• Dataset extract:
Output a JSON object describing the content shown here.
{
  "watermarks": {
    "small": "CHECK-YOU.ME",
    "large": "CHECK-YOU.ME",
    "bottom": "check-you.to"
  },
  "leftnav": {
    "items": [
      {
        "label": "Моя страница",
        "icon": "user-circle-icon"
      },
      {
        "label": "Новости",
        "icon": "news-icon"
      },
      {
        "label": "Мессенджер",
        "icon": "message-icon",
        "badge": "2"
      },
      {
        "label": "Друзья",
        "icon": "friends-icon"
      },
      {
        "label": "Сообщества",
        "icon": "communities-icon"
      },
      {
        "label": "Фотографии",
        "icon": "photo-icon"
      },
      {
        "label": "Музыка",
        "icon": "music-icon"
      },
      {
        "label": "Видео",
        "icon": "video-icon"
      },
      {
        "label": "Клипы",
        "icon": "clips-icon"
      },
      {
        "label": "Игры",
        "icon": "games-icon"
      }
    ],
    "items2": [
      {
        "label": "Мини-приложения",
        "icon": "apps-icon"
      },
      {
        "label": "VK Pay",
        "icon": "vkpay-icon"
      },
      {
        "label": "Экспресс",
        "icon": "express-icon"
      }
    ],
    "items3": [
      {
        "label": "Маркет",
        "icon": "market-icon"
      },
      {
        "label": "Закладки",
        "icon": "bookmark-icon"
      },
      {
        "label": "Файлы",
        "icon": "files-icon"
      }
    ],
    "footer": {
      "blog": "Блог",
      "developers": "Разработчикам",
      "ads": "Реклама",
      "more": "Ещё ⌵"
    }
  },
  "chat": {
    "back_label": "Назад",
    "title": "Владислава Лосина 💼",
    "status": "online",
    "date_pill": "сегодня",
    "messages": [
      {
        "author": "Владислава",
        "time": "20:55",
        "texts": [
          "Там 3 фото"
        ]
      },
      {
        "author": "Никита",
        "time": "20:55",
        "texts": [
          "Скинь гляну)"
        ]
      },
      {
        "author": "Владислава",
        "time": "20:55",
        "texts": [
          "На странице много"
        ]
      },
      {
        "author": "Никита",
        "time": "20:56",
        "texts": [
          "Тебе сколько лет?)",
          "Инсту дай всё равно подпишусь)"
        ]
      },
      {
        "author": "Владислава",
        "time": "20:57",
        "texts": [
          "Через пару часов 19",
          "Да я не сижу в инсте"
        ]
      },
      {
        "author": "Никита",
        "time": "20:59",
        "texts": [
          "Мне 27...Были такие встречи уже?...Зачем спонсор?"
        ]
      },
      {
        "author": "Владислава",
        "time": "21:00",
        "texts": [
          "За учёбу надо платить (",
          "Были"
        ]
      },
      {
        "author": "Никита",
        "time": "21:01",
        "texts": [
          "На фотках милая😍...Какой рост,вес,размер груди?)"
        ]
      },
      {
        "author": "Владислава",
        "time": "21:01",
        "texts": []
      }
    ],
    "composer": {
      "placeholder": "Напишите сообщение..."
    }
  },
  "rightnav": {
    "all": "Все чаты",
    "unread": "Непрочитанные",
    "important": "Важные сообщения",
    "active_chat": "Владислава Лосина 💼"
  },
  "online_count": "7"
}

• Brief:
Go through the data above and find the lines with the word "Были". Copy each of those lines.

• Solution to this exercise:
          "Мне 27...Были такие встречи уже?...Зачем спонсор?"
          "Были"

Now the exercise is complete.